I have noticed a trend this year among Facebook friends and some of the Mommy Bloggers I follow. There has been lots of discussion this year about Christmas traditions – Elf on the Shelf being the most horrendous, in my humble opinion. It got me thinking, because traditions aren’t something we value too highly in our little family. We like trying new things, whether they be foods or experiences or weird do-it-yourself egg and mayonnaise hair treatments. We get rid of clothing and furniture pretty regularly, we don’t have attachment to material things.
This Christmas is significant for us, because 1) We are in a new home (movin’ on up, as they say) 2) My daughter is away at school and this is the first Christmas that she won’t be home with us, and 3) my son is 5 and able to enjoy the stories, help wrap presents, and grasp the idea of Christmas and the holiday more than he did in years past. For these reasons I have been thinking about Christmas traditions – do we need them? Do we want them? Are they silly? Are they a sweet way to stay close as a family?

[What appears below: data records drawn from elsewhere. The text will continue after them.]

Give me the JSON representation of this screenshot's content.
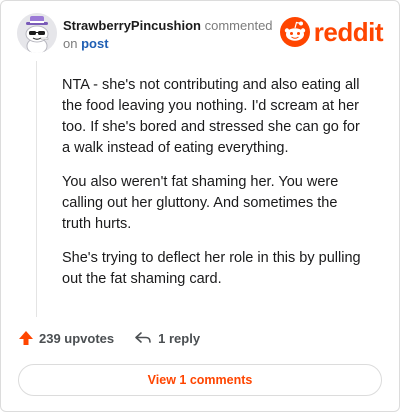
{
  "comment": {
    "username": "StrawberryPincushion",
    "action_text": "commented",
    "on_text": "on",
    "post_link_label": "post",
    "paragraphs": [
      "NTA - she's not contributing and also eating all the food leaving you nothing. I'd scream at her too. If she's bored and stressed she can go for a walk instead of eating everything.",
      "You also weren't fat shaming her. You were calling out her gluttony. And sometimes the truth hurts.",
      "She's trying to deflect her role in this by pulling out the fat shaming card."
    ]
  },
  "brand": {
    "wordmark": "reddit",
    "color": "#ff4500"
  },
  "actions": {
    "upvotes": "239 upvotes",
    "reply": "1 reply",
    "view_comments": "View 1 comments"
  },
  "icons": {
    "avatar": "snoo-avatar-icon",
    "logo": "reddit-snoo-icon",
    "upvote": "upvote-arrow-icon",
    "reply": "reply-arrow-icon"
  }
}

We don’t have traditions. We do things differently every year. The tree, the decorations, the food, the music, the routine of whose house we go to first or last or not at all. Maybe that’s our tradition. Some years we didn’t have a tree (due to finances and, well, cats). Other years we had only construction paper snowflake ornaments. We don’t watch the same movies or eat the same foods every year, and while I do have fond memories of my grandmothers “broke-neck” gingerbread men and the laughter they inspired among my cousins and me, I guess don’t see traditions as necessary. I realize, though, that for my son there is comfort in the familiar, and my husband and I want to begin to put him on a road towards a relationship with Christ – one that begins with reverence and respect for Christmas, Jesus’ birth.
So, this year we decided to start our first Christmas tradition. It may be the only thing we do EVERY year consistently, but it’s a good one. We found an advent calendar – the kind with the little numbered doors and chocolates behind each one – and a website that explains the Christmas story in a way kids can understand. Every morning in the month of December, we read and talk a little about Jesus – who he is, why he is important, what he did, and his Earthly family. Then, my son gets a chocolate.

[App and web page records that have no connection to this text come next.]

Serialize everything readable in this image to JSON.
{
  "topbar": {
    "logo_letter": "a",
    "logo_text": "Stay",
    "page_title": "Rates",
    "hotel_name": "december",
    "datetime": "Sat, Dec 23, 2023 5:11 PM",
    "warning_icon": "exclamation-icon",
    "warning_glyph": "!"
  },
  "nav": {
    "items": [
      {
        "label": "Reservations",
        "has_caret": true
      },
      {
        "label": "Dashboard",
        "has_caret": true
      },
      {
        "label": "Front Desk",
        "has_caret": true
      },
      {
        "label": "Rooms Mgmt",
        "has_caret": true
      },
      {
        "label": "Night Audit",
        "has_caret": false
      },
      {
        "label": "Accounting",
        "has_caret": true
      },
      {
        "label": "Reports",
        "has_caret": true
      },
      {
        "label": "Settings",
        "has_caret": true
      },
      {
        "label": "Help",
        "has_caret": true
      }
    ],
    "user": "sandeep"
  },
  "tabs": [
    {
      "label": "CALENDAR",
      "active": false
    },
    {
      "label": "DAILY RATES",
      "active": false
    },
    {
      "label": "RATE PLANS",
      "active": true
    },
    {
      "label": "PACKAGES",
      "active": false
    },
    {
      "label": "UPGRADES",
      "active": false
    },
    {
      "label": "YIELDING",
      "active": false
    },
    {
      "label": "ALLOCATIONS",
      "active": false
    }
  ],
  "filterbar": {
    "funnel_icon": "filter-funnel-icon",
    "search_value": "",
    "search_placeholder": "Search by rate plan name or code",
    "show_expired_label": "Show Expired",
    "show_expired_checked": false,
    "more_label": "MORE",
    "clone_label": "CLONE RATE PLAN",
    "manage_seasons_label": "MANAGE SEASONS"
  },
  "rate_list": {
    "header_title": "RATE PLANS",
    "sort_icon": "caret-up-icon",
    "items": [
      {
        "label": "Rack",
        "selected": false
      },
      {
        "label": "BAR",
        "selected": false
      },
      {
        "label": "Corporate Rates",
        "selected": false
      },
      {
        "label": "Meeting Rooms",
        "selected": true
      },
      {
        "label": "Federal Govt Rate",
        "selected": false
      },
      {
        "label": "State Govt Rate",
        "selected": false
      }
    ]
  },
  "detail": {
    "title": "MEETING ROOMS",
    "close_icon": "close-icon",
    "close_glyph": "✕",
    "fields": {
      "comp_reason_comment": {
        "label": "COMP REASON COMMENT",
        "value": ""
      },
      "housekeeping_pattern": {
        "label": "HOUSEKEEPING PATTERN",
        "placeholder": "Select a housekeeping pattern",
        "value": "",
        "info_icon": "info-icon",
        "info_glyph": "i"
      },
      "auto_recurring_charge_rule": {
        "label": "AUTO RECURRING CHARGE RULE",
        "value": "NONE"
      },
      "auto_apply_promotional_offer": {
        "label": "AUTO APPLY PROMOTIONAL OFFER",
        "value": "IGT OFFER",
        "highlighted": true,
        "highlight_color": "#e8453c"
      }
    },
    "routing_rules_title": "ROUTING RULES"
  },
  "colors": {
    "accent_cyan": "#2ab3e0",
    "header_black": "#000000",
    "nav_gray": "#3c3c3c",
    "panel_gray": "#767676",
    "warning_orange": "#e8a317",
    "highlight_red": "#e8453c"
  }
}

The chocolate may be his favorite part of our talks, but I know that some of the things he learns are sticking. For instance, he knows “advent” means “coming”. He knows “Immanuel” means “God with us”. If I say “Jesus is the ____” he responds with “Light of the World” (and a big smile). He knows Jesus’ mommy’s name was Mary and he knows Christmas is Jesus’ birthday. I feel like, for one so small, that is a lot of information.

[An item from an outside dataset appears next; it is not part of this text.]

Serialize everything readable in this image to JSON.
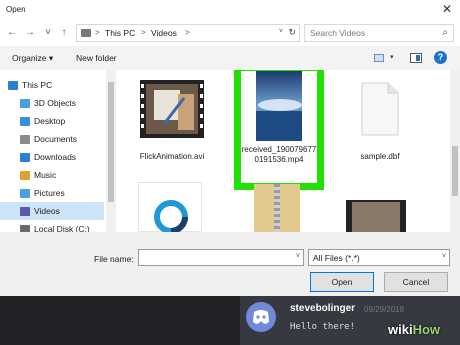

The cookies won’t last and one day the presents will be forgotten, and maybe my son won’t grow up watching a parade on tv eating the same treats I make every holiday season, but Jesus Christ is the same yesterday, today, and forever. Setting up a place for him in our son’s heart and life is one tradition I feel worthy, and one I know I can keep.